This is one way in which the “opportunity” mentioned above comes in. This is your opportunity to be a leader. And it’s your opportunity to get something done. Seize it.
(8) Acknowledge the Elephant in the Room.
Acknowledge the elephant in the room. There usually is one. Usually it has to do with money. But it could have to do with anything – a weakness in the case, a conflict between decision makers, etc.
Do NOT dance around the tough stuff. You are a lawyer, a grown up. Deal with whatever it is – head on.
(9) Stick to the Agenda.
Stick to the agenda. You made it for a reason. Try not to get too far off track. And save the small talk for the end.
(10) Use Visuals.
Make handouts, a PowerPoint, or bring in a mark and wipe board with dry erase colors (don’t forget the eraser). Looking at things together, or better yet creating things together (I love the mark-n-wipe), is a good way to work effectively.
(11) Take Notes.
Take notes even if it isn’t required. It keeps you focused. And it keeps you from forgetting things.
(12) Listen and Be Gracious.
There are libraries written on the art of actually listening to another human being. For purposes of this short article, I would simply suggest practicing the following skill. When someone says something complicated or important, say, “I am hearing that you are saying [repeat what they said back to them in your own words]. Is that correct?” Be gracious. Give the speaker your attention. Even if you hate them and they bore you. Treat others in the way that you would want to be treated.
(13) Action Plan Conclusion.
Make an action plan toward the end of the meeting. What is the main take away, what did we accomplish? Who is doing what and by when?
(14) Transcribe a Record of the Meeting Immediately After.
As soon as the meeting is over, go sit down and type up your notes into a meeting follow up email memo that gets saved to the file and preferably shared with the client if applicable. Include in the memo who has been assigned to do what by when. This is very important step and easy to leave off.

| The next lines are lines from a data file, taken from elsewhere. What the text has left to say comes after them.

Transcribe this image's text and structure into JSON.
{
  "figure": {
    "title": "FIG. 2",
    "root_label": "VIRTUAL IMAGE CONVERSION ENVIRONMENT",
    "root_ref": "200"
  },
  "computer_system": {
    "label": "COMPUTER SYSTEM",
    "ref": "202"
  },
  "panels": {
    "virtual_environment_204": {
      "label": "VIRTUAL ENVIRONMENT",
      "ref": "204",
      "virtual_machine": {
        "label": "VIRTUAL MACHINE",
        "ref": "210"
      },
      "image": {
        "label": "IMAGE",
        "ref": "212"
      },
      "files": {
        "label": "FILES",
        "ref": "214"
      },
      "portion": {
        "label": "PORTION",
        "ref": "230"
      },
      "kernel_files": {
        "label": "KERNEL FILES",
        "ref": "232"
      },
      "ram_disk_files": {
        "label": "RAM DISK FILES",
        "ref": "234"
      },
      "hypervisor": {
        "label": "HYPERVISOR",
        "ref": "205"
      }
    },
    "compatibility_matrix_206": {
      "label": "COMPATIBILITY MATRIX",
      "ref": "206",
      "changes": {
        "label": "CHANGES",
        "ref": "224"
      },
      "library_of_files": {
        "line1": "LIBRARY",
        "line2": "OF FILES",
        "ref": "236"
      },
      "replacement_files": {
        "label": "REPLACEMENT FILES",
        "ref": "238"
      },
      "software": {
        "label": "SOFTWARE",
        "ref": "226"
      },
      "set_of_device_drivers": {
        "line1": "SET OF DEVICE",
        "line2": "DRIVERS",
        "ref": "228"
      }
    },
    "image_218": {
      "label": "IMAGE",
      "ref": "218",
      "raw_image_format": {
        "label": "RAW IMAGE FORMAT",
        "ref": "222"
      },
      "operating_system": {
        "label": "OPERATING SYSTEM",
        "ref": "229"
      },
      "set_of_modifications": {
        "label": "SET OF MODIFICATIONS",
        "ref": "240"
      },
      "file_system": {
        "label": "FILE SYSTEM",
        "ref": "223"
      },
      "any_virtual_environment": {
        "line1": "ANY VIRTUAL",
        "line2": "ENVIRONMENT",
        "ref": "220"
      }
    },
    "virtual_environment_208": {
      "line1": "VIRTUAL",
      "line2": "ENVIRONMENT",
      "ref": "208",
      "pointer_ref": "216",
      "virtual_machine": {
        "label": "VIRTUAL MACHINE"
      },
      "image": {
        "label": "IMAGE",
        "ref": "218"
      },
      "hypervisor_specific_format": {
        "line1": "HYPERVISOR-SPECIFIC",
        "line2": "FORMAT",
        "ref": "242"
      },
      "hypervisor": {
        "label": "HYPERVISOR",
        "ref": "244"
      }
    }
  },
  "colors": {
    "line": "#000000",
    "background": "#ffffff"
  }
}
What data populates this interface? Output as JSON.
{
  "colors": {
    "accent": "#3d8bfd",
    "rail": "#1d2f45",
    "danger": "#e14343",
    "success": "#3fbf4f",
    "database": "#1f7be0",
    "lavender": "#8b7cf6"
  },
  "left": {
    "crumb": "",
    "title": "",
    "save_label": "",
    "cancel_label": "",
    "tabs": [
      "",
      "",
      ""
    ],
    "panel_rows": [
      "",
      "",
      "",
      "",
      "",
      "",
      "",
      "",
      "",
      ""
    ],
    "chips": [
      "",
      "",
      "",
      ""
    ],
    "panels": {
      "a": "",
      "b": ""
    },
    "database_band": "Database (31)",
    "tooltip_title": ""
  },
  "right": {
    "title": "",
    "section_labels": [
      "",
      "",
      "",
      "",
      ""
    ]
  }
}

(15) Clean Up After.
After the meeting, straighten the chairs. Carry out from the meeting room whatever garbage you created and whatever else you can carry. Even if it is not your job to do so.
Labels: Ch. 14 - LPM Meetings